Congratulations! You’ve made the exciting choice to add to your family and adopt a pet. If this is your first pet ever, or your first after your previous companion passed away, prepare for putting in some hard work. It takes effort to integrate a cat or dog into the family. Luckily for you we have some useful advice.
Organise a vet
You’ll need this person for everything where your pet’s health is concerned. Our Pets at Rest service even comes to some of our partners to take care of the pet cremation process.
When your new cat or dog is a baby (less than a year old), veterinary visits will be frequent. They’ll need vaccinations and microchipping in case they get lost. The best age to take a puppy or kitten to the vet for the first time is before they’re 8 weeks old.
Prep the house
Young animals are curious and full of energy. These two combined will result in accidents to both them and the house if you don’t take precautions. Invest in security gates, puppy pads/litter, and a dog or cat house for them to sleep in.
It’s also a good idea to invest in some chew toys and scratch surfaces. This saves your favourite shoes and your walls from getting chewed out.
Warn the kids
Both your own and those who come to visit.
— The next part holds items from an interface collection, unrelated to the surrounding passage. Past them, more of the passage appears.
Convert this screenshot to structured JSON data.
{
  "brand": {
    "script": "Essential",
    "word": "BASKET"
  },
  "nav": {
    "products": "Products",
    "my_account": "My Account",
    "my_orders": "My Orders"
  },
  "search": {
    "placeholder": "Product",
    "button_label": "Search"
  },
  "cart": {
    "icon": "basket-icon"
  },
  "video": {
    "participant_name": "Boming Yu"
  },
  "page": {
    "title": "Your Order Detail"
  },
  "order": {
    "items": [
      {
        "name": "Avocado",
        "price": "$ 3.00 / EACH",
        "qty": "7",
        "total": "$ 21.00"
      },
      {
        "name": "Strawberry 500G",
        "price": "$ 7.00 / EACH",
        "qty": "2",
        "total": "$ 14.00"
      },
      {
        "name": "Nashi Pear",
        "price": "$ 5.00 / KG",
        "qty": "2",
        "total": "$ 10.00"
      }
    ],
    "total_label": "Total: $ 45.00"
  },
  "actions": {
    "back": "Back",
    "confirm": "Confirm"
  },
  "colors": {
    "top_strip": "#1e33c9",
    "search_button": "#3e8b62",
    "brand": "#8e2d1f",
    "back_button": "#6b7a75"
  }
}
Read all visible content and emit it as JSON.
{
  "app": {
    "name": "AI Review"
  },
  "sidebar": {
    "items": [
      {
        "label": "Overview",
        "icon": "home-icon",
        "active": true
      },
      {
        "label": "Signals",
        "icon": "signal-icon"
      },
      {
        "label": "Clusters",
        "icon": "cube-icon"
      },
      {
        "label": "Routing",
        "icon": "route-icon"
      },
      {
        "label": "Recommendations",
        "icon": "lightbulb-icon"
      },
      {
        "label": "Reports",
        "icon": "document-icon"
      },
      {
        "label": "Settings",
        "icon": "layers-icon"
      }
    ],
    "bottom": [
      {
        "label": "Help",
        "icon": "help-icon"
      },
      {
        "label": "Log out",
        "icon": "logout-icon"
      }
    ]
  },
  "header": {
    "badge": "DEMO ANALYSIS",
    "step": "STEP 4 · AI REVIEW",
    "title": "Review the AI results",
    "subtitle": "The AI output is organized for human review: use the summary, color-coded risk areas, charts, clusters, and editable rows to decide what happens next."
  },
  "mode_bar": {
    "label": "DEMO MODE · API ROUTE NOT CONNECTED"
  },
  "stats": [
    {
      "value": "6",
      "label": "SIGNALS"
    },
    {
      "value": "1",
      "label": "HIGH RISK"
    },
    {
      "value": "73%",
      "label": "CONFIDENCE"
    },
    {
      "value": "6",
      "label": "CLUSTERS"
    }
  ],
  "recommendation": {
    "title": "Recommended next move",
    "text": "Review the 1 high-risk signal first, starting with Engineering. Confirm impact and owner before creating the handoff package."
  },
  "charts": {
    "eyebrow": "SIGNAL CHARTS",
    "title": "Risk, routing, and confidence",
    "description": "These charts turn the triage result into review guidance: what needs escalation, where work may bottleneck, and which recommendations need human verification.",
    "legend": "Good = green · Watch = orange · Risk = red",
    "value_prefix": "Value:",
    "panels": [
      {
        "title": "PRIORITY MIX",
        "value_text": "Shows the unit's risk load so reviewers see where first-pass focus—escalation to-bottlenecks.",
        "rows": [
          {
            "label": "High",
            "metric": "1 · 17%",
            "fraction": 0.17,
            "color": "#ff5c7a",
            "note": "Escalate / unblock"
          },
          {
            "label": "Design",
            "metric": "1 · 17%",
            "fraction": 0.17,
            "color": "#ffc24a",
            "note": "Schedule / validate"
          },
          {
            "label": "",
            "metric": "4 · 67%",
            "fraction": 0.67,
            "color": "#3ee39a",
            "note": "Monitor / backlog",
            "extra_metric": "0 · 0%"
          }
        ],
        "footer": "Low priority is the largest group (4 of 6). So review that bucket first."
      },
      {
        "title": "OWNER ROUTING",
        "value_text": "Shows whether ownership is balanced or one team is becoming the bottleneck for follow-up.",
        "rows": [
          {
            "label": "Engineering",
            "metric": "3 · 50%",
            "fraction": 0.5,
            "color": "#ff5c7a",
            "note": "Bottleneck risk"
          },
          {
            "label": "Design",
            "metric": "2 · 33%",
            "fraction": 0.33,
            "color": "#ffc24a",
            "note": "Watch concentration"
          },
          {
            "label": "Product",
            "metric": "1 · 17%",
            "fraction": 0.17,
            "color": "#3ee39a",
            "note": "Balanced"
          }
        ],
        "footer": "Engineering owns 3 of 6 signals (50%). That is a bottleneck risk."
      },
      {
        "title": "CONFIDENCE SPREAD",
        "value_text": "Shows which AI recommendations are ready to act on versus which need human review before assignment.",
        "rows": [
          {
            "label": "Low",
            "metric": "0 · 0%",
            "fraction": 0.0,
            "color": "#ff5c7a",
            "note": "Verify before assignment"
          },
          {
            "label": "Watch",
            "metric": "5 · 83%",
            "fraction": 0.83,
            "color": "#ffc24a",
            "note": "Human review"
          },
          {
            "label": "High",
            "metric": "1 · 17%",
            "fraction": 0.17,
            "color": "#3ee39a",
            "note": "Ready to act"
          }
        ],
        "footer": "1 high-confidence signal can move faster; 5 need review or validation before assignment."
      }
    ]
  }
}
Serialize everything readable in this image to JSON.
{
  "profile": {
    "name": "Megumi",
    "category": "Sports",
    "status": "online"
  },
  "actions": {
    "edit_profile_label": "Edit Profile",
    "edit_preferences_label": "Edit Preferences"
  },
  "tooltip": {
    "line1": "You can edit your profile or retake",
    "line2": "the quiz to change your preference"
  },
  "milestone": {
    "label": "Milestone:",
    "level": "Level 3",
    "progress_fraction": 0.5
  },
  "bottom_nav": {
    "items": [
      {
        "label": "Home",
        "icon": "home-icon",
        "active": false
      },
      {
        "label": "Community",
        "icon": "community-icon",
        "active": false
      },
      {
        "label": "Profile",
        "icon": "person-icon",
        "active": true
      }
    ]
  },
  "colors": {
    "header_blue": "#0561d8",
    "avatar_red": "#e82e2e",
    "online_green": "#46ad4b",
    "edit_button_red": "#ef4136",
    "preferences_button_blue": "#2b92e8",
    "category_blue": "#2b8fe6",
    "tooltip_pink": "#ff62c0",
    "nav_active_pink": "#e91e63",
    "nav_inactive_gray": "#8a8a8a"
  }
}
Your new pet already feels overwhelmed by its new home, adding loud noises and excitement to the mix won’t help it settle in.
Animals have boundaries, just as humans do. One way the express this is through growling. Whether playfully or not, it’s a warning that any more pushing will result in a bite. Warn the children not to wake up the dog/cat if they’re sleeping, pull their tail, or snatch their toys away.
This one requires a bit of Google-ing around; anyone can claim to be a dog trainer. Ask your friends as well. People are always willing to share why their pets are so well behaved. It’s important to get your dog enrolled before they’re a year and a half old. It’s easier for them to learn and form habits.
Obedience training is an excellent way to bond with your pet. You will both learn to communicate and the puppy will get used to other dogs in the same environment. They’ll also learn canine body language and acceptable behaviours. This helps them grow into a confident adult dog.
Schedule the important things
Once your pet gets into a routine, they’ll remember it well. 6am, play in the park time. 5pm, you come home. 6pm, dinner time. Don’t be surprised when your pet tries to get your attention the same time everyday for a walk.